American Crossroads, a conservative-aligned outside group, is launching television ads this week in the special election for New York’s 26th district, the latest sign that the race has tightened considerably.
American Crossroads will spent roughly $350,000 this week on broadcast and cable in the Buffalo and Rochester media markets. A second week of ads is already planned with Democratic ad buyers estimating the total Crossroads expenditure to be in the neighborhood of $650,000.
While the ad itself is not yet available, Crossroads spokesman Jonathan Collegio said that “this race has become artificially close because liberal Democrat Jack Davis is now trying to pass himself off as a conservative while the other liberal Democrat, Katie Hochul, is benefiting from his trick.” Added Collegio: “This ad buy seeks to expose the Democrat trick for what it is.”
The race for former Rep. Chris Le e’s (R) Upstate seat was not expected to be close.

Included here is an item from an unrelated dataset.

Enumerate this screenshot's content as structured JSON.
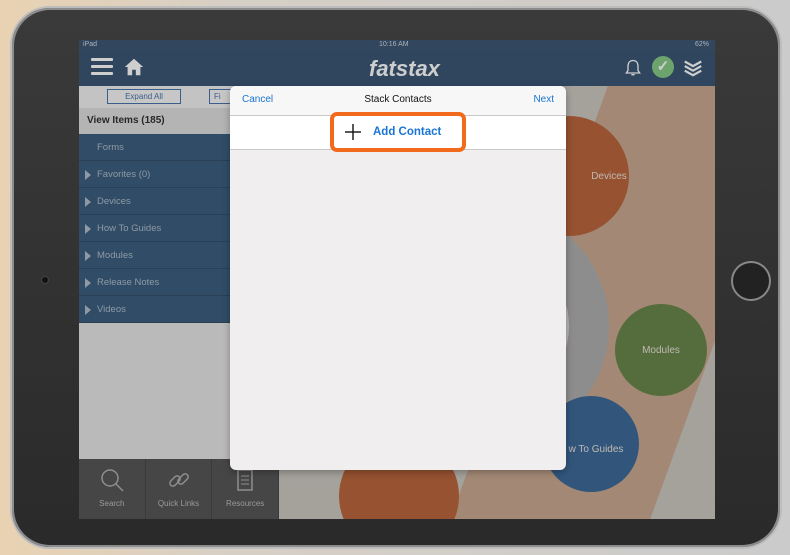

Arizona Sen. John McCain (R) carried the district by six points in 2008 and national Democratic strategists initially downplayed its competitiveness.
But, the decision by Davis, a well-heeled political gadfly who ran for the seat as a Democrat in 2006 and 2008, to enter the race as an independent aligned with the tea party has re-oriented the winning equation for both parties.
Davis has already loaned his campaign more than $2 million and polling suggests that his rise has complicated what should have been a relatively pedestrian victory by state Assemblywoman Jane Corwin (R). (Corwin has gone on the attack against Davis by noting his Democratic past in an ad.)
That splitting of the Republican vote has allowed Hochul a viable path to victory just two weeks out from the May 24 special election.
National Democrats have yet to invest in television ads in support of Hochul’s candidacy, but they have spent upwards of $50,000 in coordinated funds on the race and have raised a similar amount into her campaign.
It’s not clear whether the Crossroads buy and the perceived closeness of the special election will entice the Democratic Congressional Campaign Committee to buy air time of its own in the district.
“American Crossroads’ desperate ad buy for Jane Corwin shows ... the issues are effectively moving the needle in what should be safe Republican seat,” said Josh Schwerin, a DCCC spokesman in a statement after the acnnouncement.
The House Majority PAC, a Democratic-affiliated group formed earlier this year to raise and spend money in House races, said only that it is ”keeping very close tabs” on the contest.